● Your goal
Each line containing the word "selected" must be copied from the material below.

____ Supplied data

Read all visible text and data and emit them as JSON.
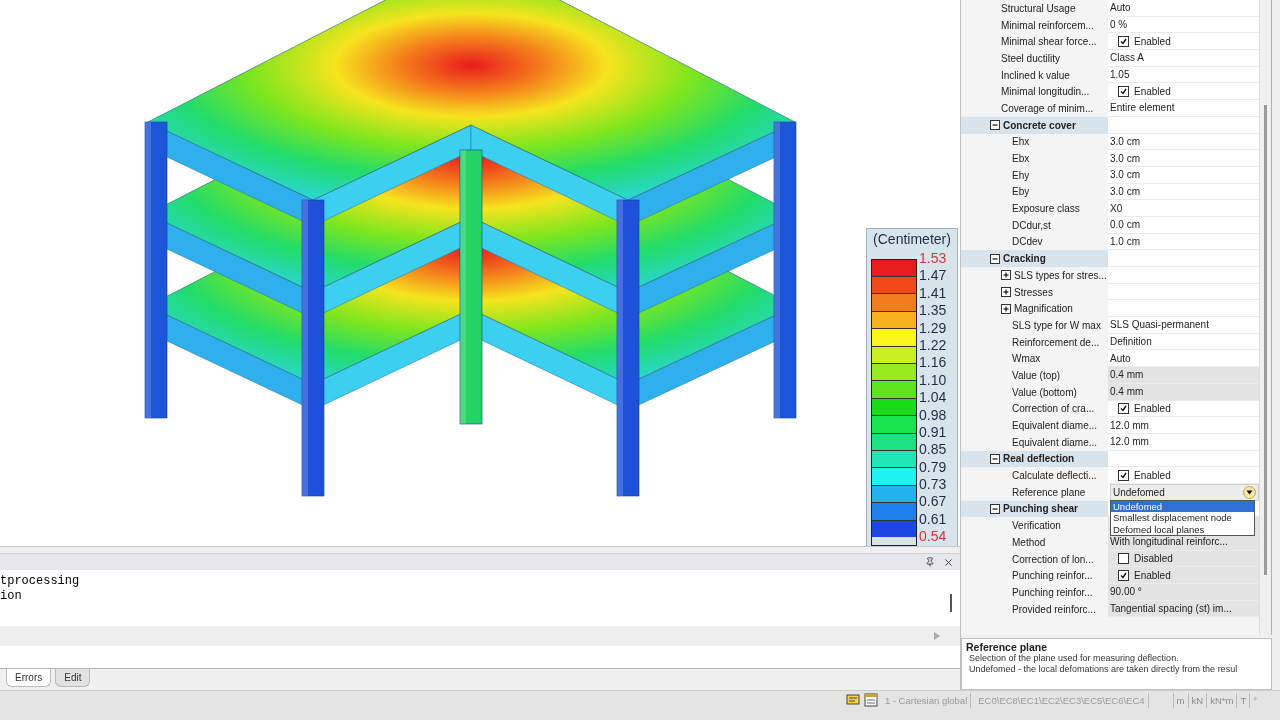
{
  "viewport": {
    "legend": {
      "title": "(Centimeter)",
      "bands": [
        {
          "color": "#e81c1c"
        },
        {
          "color": "#f0481a"
        },
        {
          "color": "#f27c1c"
        },
        {
          "color": "#f6b21c"
        },
        {
          "color": "#fbf61e"
        },
        {
          "color": "#c9f01e"
        },
        {
          "color": "#96ea1e"
        },
        {
          "color": "#5ee41e"
        },
        {
          "color": "#18dc18"
        },
        {
          "color": "#18e450"
        },
        {
          "color": "#1ae282"
        },
        {
          "color": "#20e6b6"
        },
        {
          "color": "#1ef2f2"
        },
        {
          "color": "#22b2f0"
        },
        {
          "color": "#1e80ec"
        },
        {
          "color": "#1e46e0"
        }
      ],
      "labels": [
        {
          "text": "1.53",
          "extreme": true
        },
        {
          "text": "1.47",
          "extreme": false
        },
        {
          "text": "1.41",
          "extreme": false
        },
        {
          "text": "1.35",
          "extreme": false
        },
        {
          "text": "1.29",
          "extreme": false
        },
        {
          "text": "1.22",
          "extreme": false
        },
        {
          "text": "1.16",
          "extreme": false
        },
        {
          "text": "1.10",
          "extreme": false
        },
        {
          "text": "1.04",
          "extreme": false
        },
        {
          "text": "0.98",
          "extreme": false
        },
        {
          "text": "0.91",
          "extreme": false
        },
        {
          "text": "0.85",
          "extreme": false
        },
        {
          "text": "0.79",
          "extreme": false
        },
        {
          "text": "0.73",
          "extreme": false
        },
        {
          "text": "0.67",
          "extreme": false
        },
        {
          "text": "0.61",
          "extreme": false
        },
        {
          "text": "0.54",
          "extreme": true
        }
      ]
    }
  },
  "property_tree": [
    {
      "kind": "text",
      "label": "Structural Usage",
      "value": "Auto",
      "readonly": false
    },
    {
      "kind": "text",
      "label": "Minimal reinforcem...",
      "value": "0 %",
      "readonly": false
    },
    {
      "kind": "check",
      "label": "Minimal shear force...",
      "value": "Enabled",
      "checked": true,
      "readonly": false
    },
    {
      "kind": "text",
      "label": "Steel ductility",
      "value": "Class A",
      "readonly": false
    },
    {
      "kind": "text",
      "label": "Inclined k value",
      "value": "1.05",
      "readonly": false
    },
    {
      "kind": "check",
      "label": "Minimal longitudin...",
      "value": "Enabled",
      "checked": true,
      "readonly": false
    },
    {
      "kind": "text",
      "label": "Coverage of minim...",
      "value": "Entire element",
      "readonly": false
    },
    {
      "kind": "group",
      "label": "Concrete cover",
      "expanded": true,
      "children": [
        {
          "kind": "text",
          "label": "Ehx",
          "value": "3.0 cm",
          "readonly": false
        },
        {
          "kind": "text",
          "label": "Ebx",
          "value": "3.0 cm",
          "readonly": false
        },
        {
          "kind": "text",
          "label": "Ehy",
          "value": "3.0 cm",
          "readonly": false
        },
        {
          "kind": "text",
          "label": "Eby",
          "value": "3.0 cm",
          "readonly": false
        },
        {
          "kind": "text",
          "label": "Exposure class",
          "value": "X0",
          "readonly": false
        },
        {
          "kind": "text",
          "label": "DCdur,st",
          "value": "0.0 cm",
          "readonly": false
        },
        {
          "kind": "text",
          "label": "DCdev",
          "value": "1.0 cm",
          "readonly": false
        }
      ]
    },
    {
      "kind": "group",
      "label": "Cracking",
      "expanded": true,
      "children": [
        {
          "kind": "group",
          "label": "SLS types for stres...",
          "expanded": false
        },
        {
          "kind": "group",
          "label": "Stresses",
          "expanded": false
        },
        {
          "kind": "group",
          "label": "Magnification",
          "expanded": false
        },
        {
          "kind": "text",
          "label": "SLS type for W max",
          "value": "SLS Quasi-permanent",
          "readonly": false
        },
        {
          "kind": "text",
          "label": "Reinforcement de...",
          "value": "Definition",
          "readonly": false
        },
        {
          "kind": "text",
          "label": "Wmax",
          "value": "Auto",
          "readonly": false
        },
        {
          "kind": "text",
          "label": "Value (top)",
          "value": "0.4 mm",
          "readonly": true
        },
        {
          "kind": "text",
          "label": "Value (bottom)",
          "value": "0.4 mm",
          "readonly": true
        },
        {
          "kind": "check",
          "label": "Correction of cra...",
          "value": "Enabled",
          "checked": true,
          "readonly": false
        },
        {
          "kind": "text",
          "label": "Equivalent diame...",
          "value": "12.0 mm",
          "readonly": false
        },
        {
          "kind": "text",
          "label": "Equivalent diame...",
          "value": "12.0 mm",
          "readonly": false
        }
      ]
    },
    {
      "kind": "group",
      "label": "Real deflection",
      "expanded": true,
      "children": [
        {
          "kind": "check",
          "label": "Calculate deflecti...",
          "value": "Enabled",
          "checked": true,
          "readonly": false
        },
        {
          "kind": "dropdown",
          "label": "Reference plane",
          "value": "Undefomed",
          "open": true,
          "options": [
            {
              "label": "Undefomed",
              "selected": true
            },
            {
              "label": "Smallest displacement node",
              "selected": false
            },
            {
              "label": "Defomed local planes",
              "selected": false
            }
          ]
        }
      ]
    },
    {
      "kind": "group",
      "label": "Punching shear",
      "expanded": true,
      "children": [
        {
          "kind": "text",
          "label": "Verification",
          "readonly": true
        },
        {
          "kind": "text",
          "label": "Method",
          "value": "With longitudinal reinforc...",
          "readonly": true
        },
        {
          "kind": "check",
          "label": "Correction of lon...",
          "value": "Disabled",
          "checked": false,
          "readonly": true
        },
        {
          "kind": "check",
          "label": "Punching reinfor...",
          "value": "Enabled",
          "checked": true,
          "readonly": true
        },
        {
          "kind": "text",
          "label": "Punching reinfor...",
          "value": "90.00 °",
          "readonly": true
        },
        {
          "kind": "text",
          "label": "Provided reinforc...",
          "value": "Tangential spacing (st) im...",
          "readonly": true
        }
      ]
    }
  ],
  "description": {
    "title": "Reference plane",
    "lines": [
      "Selection of the plane used for measuring deflection.",
      "Undefomed - the local defomations are taken directly from the resul"
    ]
  },
  "output_panel": {
    "lines": [
      "tprocessing",
      "ion"
    ]
  },
  "bottom_tabs": [
    {
      "label": "Errors",
      "selected": true
    },
    {
      "label": "Edit",
      "selected": false
    }
  ],
  "status_bar": {
    "coordinate_system": "1 - Cartesian global",
    "codes": "EC0\\EC8\\EC1\\EC2\\EC3\\EC5\\EC6\\EC4",
    "units": [
      "m",
      "kN",
      "kN*m",
      "T",
      "°"
    ]
  }
}
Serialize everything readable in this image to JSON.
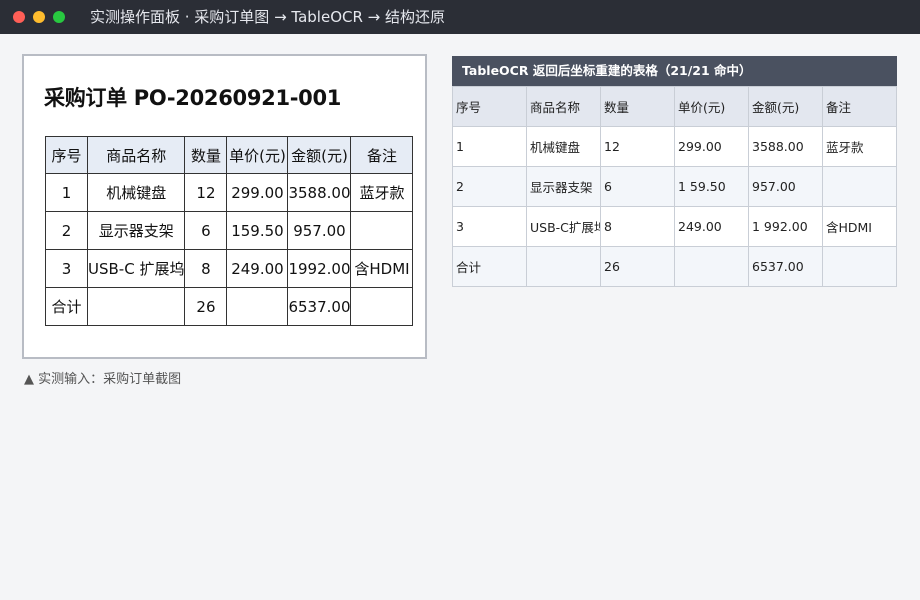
{
  "window": {
    "title": "实测操作面板 · 采购订单图 → TableOCR → 结构还原"
  },
  "source": {
    "doc_title": "采购订单 PO-20260921-001",
    "headers": [
      "序号",
      "商品名称",
      "数量",
      "单价(元)",
      "金额(元)",
      "备注"
    ],
    "rows": [
      [
        "1",
        "机械键盘",
        "12",
        "299.00",
        "3588.00",
        "蓝牙款"
      ],
      [
        "2",
        "显示器支架",
        "6",
        "159.50",
        "957.00",
        ""
      ],
      [
        "3",
        "USB-C 扩展坞",
        "8",
        "249.00",
        "1992.00",
        "含HDMI"
      ],
      [
        "合计",
        "",
        "26",
        "",
        "6537.00",
        ""
      ]
    ],
    "caption": "▲ 实测输入：采购订单截图"
  },
  "result": {
    "header": "TableOCR 返回后坐标重建的表格（21/21 命中）",
    "headers": [
      "序号",
      "商品名称",
      "数量",
      "单价(元)",
      "金额(元)",
      "备注"
    ],
    "rows": [
      [
        "1",
        "机械键盘",
        "12",
        "299.00",
        "3588.00",
        "蓝牙款"
      ],
      [
        "2",
        "显示器支架",
        "6",
        "1 59.50",
        "957.00",
        ""
      ],
      [
        "3",
        "USB-C扩展坞",
        "8",
        "249.00",
        "1 992.00",
        "含HDMI"
      ],
      [
        "合计",
        "",
        "26",
        "",
        "6537.00",
        ""
      ]
    ]
  },
  "colors": {
    "titlebar": "#2b2e36",
    "result_header": "#4a5160",
    "close": "#ff5f57",
    "minimize": "#febc2e",
    "maximize": "#28c840"
  }
}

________

● Exercise answer
              "selected": true
              "selected": false
              "selected": false
      "selected": true
      "selected": false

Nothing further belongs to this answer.